Workers step up demands ahead of structural reform of major ports
Port workers’ unions are stepping up their demands as the Shipping Ministry looks set to take up a Bill in the upcoming winter session of Parliament on converting the 11 major ports that are currently run as ‘trusts’ into ‘authorities’. The conversion move is seen as the biggest structural reform in the ports sector in more than five decades.
Port and dock workers affiliated to the Water Transport Workers Federation of India are observing a ‘demands week’ from October 20. The workers held a ‘protest day’ on Thursday at all the major port trusts urging the government to accept the recommendations of the Parliamentary Standing Committee on the Major Port Authorities (MPA) Bill before putting it to vote.

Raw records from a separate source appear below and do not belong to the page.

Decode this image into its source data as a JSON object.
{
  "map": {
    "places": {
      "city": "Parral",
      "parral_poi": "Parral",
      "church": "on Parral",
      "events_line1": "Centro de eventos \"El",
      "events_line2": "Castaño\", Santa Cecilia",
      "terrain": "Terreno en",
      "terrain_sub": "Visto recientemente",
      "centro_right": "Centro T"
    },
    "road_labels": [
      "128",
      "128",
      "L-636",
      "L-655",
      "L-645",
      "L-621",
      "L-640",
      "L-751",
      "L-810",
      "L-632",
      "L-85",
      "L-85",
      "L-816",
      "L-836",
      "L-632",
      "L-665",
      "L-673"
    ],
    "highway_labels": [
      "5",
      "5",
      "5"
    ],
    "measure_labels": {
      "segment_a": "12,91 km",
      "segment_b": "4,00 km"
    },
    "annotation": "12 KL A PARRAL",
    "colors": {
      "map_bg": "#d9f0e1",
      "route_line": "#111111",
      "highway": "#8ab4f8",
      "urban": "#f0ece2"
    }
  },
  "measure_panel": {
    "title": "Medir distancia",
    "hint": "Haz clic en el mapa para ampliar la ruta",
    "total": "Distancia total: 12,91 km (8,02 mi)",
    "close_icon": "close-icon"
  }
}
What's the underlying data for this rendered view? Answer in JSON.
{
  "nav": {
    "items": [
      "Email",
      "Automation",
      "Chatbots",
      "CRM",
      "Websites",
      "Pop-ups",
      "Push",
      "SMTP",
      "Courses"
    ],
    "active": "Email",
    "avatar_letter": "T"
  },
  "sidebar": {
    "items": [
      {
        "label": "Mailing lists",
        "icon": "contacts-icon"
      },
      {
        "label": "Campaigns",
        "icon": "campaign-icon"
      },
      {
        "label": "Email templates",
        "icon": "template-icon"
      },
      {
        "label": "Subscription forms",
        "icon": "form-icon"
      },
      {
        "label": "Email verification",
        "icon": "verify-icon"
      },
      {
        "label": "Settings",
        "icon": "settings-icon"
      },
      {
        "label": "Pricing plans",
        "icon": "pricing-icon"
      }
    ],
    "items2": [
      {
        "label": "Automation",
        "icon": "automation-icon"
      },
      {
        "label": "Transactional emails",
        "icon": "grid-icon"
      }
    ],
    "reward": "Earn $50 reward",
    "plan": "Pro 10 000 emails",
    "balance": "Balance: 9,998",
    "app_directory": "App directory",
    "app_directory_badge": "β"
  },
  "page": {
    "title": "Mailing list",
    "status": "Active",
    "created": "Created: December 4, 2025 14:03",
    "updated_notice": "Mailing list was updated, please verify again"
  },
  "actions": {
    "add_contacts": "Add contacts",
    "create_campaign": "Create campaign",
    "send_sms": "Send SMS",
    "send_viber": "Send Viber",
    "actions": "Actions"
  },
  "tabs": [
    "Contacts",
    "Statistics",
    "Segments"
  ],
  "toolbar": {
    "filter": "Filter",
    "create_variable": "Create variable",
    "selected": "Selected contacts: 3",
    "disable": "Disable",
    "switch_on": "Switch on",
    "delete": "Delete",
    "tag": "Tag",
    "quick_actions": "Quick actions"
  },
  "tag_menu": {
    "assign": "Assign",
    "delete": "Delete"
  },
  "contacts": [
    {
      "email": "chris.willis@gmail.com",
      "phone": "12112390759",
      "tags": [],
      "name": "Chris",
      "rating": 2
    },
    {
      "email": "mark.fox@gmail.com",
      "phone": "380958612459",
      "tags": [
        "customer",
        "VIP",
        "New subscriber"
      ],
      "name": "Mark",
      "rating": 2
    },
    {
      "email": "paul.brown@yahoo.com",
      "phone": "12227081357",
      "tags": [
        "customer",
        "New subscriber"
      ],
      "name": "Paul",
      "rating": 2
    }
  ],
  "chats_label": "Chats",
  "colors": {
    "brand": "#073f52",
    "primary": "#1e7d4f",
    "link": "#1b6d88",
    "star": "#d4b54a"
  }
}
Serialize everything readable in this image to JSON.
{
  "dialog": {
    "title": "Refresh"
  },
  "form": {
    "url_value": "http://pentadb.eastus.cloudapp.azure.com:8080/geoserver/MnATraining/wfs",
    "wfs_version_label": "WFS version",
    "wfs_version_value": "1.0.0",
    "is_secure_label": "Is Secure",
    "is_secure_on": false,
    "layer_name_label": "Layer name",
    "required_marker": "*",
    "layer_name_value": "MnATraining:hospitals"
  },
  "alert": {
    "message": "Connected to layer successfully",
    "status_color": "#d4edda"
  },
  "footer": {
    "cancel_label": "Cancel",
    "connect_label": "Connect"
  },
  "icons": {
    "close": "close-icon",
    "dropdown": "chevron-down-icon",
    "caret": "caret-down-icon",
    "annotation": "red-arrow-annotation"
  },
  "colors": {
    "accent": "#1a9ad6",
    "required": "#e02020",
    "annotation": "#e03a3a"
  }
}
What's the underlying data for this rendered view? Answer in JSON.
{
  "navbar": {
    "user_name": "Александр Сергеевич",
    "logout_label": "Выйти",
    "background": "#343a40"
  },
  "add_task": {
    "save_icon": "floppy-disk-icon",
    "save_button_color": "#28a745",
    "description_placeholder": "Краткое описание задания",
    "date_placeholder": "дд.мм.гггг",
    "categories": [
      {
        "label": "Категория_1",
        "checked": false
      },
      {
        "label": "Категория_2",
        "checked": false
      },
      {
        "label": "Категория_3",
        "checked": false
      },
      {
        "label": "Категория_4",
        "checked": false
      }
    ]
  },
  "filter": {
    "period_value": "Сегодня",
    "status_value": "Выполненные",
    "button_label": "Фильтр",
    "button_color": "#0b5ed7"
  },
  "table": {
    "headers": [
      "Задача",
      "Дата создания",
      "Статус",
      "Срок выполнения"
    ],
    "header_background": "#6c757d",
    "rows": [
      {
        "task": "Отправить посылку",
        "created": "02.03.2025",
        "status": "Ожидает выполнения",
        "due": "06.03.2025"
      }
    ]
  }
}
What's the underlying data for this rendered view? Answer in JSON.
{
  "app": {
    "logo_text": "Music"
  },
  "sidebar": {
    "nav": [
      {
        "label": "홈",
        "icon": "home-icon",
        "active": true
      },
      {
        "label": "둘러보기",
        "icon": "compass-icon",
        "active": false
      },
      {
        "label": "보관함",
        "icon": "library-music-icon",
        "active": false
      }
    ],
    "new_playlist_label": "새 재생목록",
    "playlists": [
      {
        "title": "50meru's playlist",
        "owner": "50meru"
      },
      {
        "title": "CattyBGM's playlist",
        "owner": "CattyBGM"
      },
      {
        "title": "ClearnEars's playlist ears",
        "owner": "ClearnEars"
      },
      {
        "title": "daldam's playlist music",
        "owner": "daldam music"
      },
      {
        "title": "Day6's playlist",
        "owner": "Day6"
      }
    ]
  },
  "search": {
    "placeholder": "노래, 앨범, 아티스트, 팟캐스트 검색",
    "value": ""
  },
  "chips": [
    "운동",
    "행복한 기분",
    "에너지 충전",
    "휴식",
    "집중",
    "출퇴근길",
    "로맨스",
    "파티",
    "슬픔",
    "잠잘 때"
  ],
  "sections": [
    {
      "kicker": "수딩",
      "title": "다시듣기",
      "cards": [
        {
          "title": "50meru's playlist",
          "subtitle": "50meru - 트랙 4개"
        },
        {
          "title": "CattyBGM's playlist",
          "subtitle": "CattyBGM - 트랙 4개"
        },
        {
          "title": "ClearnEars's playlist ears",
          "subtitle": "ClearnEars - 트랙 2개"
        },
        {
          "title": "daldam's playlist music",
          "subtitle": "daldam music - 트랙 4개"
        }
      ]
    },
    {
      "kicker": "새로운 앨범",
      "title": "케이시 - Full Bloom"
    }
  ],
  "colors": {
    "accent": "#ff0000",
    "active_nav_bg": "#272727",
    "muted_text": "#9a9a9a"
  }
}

“There are some clauses (in the Bill) which give the impression that the proposed Bill provides the Government more teeth to allow private players in the port sector which may, in future take full control over the port activities,” the standing committee wrote in its July 18 report.
“The committee recommends that the Shipping Ministry should remove the fears of the stakeholders on the issue of privatisation of ports and ensure that the administrative, managerial and financial control of the port will remain with the port managements”.
“The board of a major port authority shall be bound by the directions on questions of policy as the Central government may give in writing from time to time. The board shall be given an opportunity to express its views before any direction is given by the Central Government, but the decision of the Central Government on whether a question is one of policy or not shall be final and binding on the Board,” according to clause 50 of the Bill.
“After the Port Trust Board is converted into Port Authority with Director Board of the Authorities as envisaged in the new Act, the power of the Central Government to issue directions to the Directors of the Board may finally lead to converting the Port Authorities into companies through an executive order of the Central Government,” says T Narendra Rao, general secretary, Water Transport Workers’ Federation of India.
“The Committee is also agreeable to the apprehension of the employee unions that retaining Section 111 of the MPT Act in the new Bill may be intentional to use it at the appropriate time by the Government and may endanger the very interest of the Major Ports, particularly when the ongoing policy of privatisation is aggressively pursued by the Central Government. The power given to Central Government under Clause 50 to issue directions to the Directors of the Board may lead to converting the Port Authorities into companies through an executive order of the Central Government. The Committee recommends that the Government should not misuse the provision given under this clause for any such activities as pointed out by the stakeholders,” the standing committee wrote.
“There is no such provision in the MPA Bill which provides for corporatisation or privatisation of major ports. The object of the MPA Bill is to modernise the institutional structure of major ports by bringing in autonomy, professionalism and strengthen decision-making. Accordingly, the issue of control of Major Ports by MNCs does not arise. It is however to be noted that 100 per cent FDI is already permitted in the port sector under the automatic route to develop individual berths in any of the ports,” a Ministry spokesman said.
The Ministry is examining the recommendations of the standing committee.
“We are aiming to pass the Bill in the upcoming Winter Session of Parliament. We will try, but we don’t know. The examination of the recommendations will take some more time because there are several processes involved,” the Ministry spokesman added.
Source: The Hindu BusinessLine